April 30, 2009

New Case Law – Lump Sum Spousal Support

As a Portland Oregon divorce law firm, Stephens & Margolin LLP is dedicated to keeping up to date on Oregon Court of Appeals and Oregon Supreme Court opinions. As a service of The Oregon Divorce Blog, we will be providing updates as new opinions come out.

On April 15, 2009, the Court of Appeals ruled in the case of McLauchlan and McLauchlan.

Husband appealed from the trial court’s ruling in his divorce with regard to the division of property and the award of spousal support to his ex-wife.

As part of the division of assets, the court awarded the “Butte Falls” property to wife provided that she could come up with a plan to refinance the property in order to pay to husband his equalizing judgment. On appeal, husband argued that the trial court did not have the authority to incorporate wife’s refinance plan into the divorce judgment, and that the trial court should have ordered the property sold rather than awarding it to wife. At issue was husband’s claim that wife, and thus the trial court, undervalued the property at trial. The court of appeals held that husband did not property preserve the error at the trial court level because he did not argue that the court lacked authority to do what it did and further that husband had the opportunity to present evidence regarding the value of Butte Falls but did not.

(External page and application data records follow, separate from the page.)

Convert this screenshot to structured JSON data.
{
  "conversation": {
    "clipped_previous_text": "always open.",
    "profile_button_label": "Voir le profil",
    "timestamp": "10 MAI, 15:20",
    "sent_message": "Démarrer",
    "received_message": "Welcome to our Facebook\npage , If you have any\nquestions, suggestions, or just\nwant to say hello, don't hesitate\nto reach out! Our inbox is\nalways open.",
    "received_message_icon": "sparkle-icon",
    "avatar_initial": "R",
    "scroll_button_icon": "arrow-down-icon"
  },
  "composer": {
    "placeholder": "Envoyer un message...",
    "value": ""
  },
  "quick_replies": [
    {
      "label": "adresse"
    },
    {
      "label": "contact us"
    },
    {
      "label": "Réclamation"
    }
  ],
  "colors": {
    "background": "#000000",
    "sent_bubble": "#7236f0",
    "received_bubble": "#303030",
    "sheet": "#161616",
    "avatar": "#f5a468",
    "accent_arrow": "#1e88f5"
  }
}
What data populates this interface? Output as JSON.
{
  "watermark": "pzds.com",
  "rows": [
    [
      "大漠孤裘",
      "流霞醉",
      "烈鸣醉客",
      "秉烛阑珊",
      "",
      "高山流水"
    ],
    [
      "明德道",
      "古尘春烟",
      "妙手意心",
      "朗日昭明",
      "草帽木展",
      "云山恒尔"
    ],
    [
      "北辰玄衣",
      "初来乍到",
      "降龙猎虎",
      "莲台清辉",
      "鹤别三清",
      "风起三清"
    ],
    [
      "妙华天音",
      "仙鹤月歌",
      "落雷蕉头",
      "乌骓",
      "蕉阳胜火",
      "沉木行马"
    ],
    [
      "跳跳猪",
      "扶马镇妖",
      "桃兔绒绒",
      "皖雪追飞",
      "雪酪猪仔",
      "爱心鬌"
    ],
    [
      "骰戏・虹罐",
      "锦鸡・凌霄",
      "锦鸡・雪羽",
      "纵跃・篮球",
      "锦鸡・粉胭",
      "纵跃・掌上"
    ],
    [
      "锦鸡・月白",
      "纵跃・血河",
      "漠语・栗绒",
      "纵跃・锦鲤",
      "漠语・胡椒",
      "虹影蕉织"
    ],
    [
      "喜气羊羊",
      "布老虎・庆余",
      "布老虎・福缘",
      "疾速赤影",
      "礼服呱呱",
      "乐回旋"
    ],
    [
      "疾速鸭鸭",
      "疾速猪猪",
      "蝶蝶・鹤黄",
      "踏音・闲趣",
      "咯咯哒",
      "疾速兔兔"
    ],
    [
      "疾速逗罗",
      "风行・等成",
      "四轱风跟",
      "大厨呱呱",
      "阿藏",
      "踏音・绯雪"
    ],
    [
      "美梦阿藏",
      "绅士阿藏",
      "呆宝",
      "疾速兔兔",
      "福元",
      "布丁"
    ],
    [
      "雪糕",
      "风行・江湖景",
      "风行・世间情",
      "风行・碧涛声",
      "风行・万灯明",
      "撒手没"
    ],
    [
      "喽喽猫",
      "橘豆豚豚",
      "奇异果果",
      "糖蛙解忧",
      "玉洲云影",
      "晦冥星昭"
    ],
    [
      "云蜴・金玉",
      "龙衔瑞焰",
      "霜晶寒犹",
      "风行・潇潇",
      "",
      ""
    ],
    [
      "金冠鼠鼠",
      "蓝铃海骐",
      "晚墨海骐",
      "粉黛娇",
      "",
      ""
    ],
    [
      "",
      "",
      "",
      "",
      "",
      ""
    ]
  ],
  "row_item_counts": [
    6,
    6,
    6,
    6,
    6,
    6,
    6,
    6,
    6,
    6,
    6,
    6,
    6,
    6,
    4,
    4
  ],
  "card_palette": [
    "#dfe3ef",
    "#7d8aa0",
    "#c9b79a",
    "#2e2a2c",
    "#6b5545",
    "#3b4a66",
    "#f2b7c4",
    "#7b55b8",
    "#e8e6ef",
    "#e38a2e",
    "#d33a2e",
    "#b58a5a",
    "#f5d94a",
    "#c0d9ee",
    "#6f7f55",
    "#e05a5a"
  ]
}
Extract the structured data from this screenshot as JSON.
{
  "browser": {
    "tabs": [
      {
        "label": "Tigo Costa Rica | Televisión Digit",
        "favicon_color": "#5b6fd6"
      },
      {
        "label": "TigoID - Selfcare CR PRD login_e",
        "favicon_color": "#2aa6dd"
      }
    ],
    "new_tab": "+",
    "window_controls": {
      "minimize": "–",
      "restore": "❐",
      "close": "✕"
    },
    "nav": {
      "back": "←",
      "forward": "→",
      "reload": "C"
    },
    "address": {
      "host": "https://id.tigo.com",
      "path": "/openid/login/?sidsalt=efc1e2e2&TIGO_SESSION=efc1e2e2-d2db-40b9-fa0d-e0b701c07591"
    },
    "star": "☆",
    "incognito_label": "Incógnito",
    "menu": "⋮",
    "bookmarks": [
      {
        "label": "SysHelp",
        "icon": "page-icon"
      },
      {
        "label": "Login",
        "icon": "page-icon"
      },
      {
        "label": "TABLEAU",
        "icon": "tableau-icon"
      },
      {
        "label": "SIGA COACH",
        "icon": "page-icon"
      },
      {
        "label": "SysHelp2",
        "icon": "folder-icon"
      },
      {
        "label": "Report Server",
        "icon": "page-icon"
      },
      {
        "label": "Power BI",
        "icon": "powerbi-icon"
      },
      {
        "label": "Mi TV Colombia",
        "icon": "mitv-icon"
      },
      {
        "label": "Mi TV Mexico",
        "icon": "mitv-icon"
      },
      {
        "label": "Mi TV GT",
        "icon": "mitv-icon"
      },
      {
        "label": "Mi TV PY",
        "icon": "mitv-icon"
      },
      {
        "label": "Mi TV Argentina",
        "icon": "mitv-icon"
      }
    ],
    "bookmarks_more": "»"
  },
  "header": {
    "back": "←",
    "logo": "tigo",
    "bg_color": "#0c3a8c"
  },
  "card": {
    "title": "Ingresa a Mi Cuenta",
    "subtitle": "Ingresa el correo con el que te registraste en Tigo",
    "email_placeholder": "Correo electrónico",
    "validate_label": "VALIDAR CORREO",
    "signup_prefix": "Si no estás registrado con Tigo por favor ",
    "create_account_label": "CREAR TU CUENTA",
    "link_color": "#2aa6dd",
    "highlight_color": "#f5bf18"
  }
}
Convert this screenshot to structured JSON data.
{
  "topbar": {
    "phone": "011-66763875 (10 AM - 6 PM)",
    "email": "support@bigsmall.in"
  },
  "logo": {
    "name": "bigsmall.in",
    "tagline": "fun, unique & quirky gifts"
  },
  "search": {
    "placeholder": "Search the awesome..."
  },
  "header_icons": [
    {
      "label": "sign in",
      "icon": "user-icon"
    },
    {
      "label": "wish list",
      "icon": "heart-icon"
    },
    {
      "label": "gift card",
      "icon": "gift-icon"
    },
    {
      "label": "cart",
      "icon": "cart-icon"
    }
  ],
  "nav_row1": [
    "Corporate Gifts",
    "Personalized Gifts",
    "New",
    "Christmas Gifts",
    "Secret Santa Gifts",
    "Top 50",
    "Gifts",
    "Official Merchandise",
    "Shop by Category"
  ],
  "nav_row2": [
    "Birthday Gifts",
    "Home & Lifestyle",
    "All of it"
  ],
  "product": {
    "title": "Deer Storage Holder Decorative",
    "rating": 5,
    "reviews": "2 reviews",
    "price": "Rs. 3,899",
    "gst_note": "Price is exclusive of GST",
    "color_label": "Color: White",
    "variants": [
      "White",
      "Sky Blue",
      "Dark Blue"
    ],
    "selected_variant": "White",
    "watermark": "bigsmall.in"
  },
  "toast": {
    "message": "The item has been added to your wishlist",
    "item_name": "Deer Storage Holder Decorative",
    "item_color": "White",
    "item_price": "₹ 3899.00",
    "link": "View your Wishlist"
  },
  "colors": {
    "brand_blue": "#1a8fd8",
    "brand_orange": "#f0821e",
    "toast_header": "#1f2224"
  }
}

With regard to spousal support, the trial court ordered that husband pay spousal support to wife and reduced the amount of support to a “lump sum present value.” Husband disagreed witht both the amount and the reduction to a present value. Despite the fact that wife agreed with husband that it was error for the trial court to provide for a lump sum present value for spousal support, the court of appeals held that the parties misunderstand the law and that the trial court acted properly.

ORS 107.105 provides that a divorce judgment may provide for spousal support both “in gross or in installments or both.” The trial court awarded wife $1,000 per month for a period of five years and also provided that as part of the refinance of Butte Falls, she can deduct $54,000 (which the court deemed as the present value of the spousal support award). The court of appeals held that it was proper for the trial court to provide for alternative awards, both of which are proper under the terms of the statute.

The entire opinion can be viewed here: http://www.publications.ojd.state.or.us/A134002.htm

The lawyers, including Daniel Margolin, who focuses part of his pratice on family law appeals, at Stephens & Margolin LLP can assist you with your family law questions. As this case shows, it is crucial to have a competent attorney at both the trial court and appellate level. If you have any questions about Oregon appellate law please contact Daniel Margolin or C. Sean Stephens at Stephens & Margolin LLP